Steve Pomeranz: Well, I’ve read some statements on the internet, so I can’t really vouch for the voracity of them, but he’s been quoted as saying that he doesn’t really want to use his personal assets to pay off this debt because he’s got to live his lifestyle, and he’s got to have the things that he wants to have, which in a normal person’s world would just be a laughable statement, if you think about it.

Darren Case: Oh, absolutely. I’ve seen some of those stories as well where he’s very high on using other people’s money for investment purposes. In an investment [inaudible 00:08:14] that’s not such a bad thing in most circumstances, but it seems like it’s more personal here. Personal spending, filling up mansions, taking his friends and family around the world, or the friends of his friends around the world for lavish spending parties and what have you.

Steve Pomeranz: Yeah, and if they’re his advisors, then they’re definitely not going to say no to any of that, so he’s not at arm’s length. We’re just supposing here, but in that particular case, you really don’t want to have your friends, or the people who get to benefit from all your largess as the people who are advising you. How does somebody dig out of a fifty-three million dollar hole in this case? Do you just fire your advisors immediately? Some of those advisors are going to have contracts as well. It’s going to be kind of complicated.

Darren Case: Kanye West still does have a very good skillset where a lot of people within the music industry or entertainment industry, if specifically said, he can get out of this debt relatively quickly, if he starts going on tour over and over and over again for the next several years.

Steve Pomeranz: Kind of the Billy Joel thing, right? No, remember, he accused one of his relatives of taking his money, and I guess he did actually run out of money and was forced to go back out on the road quite extensively to build it back up.

Darren Case: There are celebrities out there that… I’ve heard the kings of going on tour are people like Katy Perry, and they just bring in a substantial amount of wealth. Firing the advisors is going to be very tricky. I’m guessing, as you pointed out earlier, that a lot of these advisors are probably friends and family, so it’s very personal, but as my article mentions, how many friends would let an actual friend rack up fifty-three million dollars in debt? But he really needs to have a new advisory team in place before he starts firing people, because if he’s left without proper people in place, it just further exposes him to legal and financial liability if people aren’t closely monitoring what’s going on.

Steve Pomeranz: Well, there’s got to be a calculation too. If he’s got to buy people out of their contracts and so on, that could be expensive, and he’s got to make the calculation whether to fish or cut bait, and make the painful financial decision to change his financial team and all that. My guest is Darren Case. He’s a tax and estate planning attorney for Tiffany & Bosco PA located in Phoenix, right?

Darren Case: Yep, Phoenix, Arizona.

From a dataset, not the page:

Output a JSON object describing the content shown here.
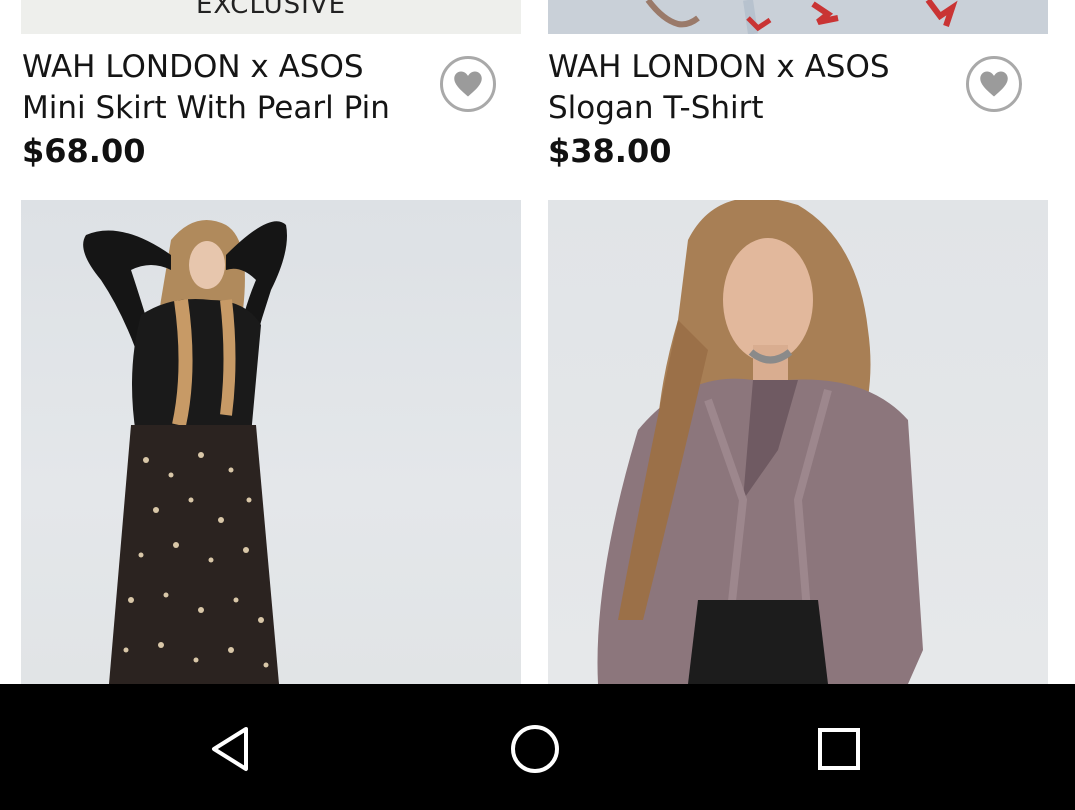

Steve Pomeranz: Very nice, and, Darren, where can people find you, what website?

Darren Case: If you just Google my name Darren Case and type in attorney as well, it most likely will pull up my information. The website to Tiffany & Bosco is www.tblaw.com

Steve Pomeranz: Very good, and I got to you through Forbes.com. You write articles for them from time to time, so that’s a good place to find you as well, right?

Darren Case: Oh yes, absolutely and please keep reading. I enjoy seeing the views go up.

Steve Pomeranz: Very good. Thank you, Darren, take care.

Darren Case: All right, thank you ,Steve.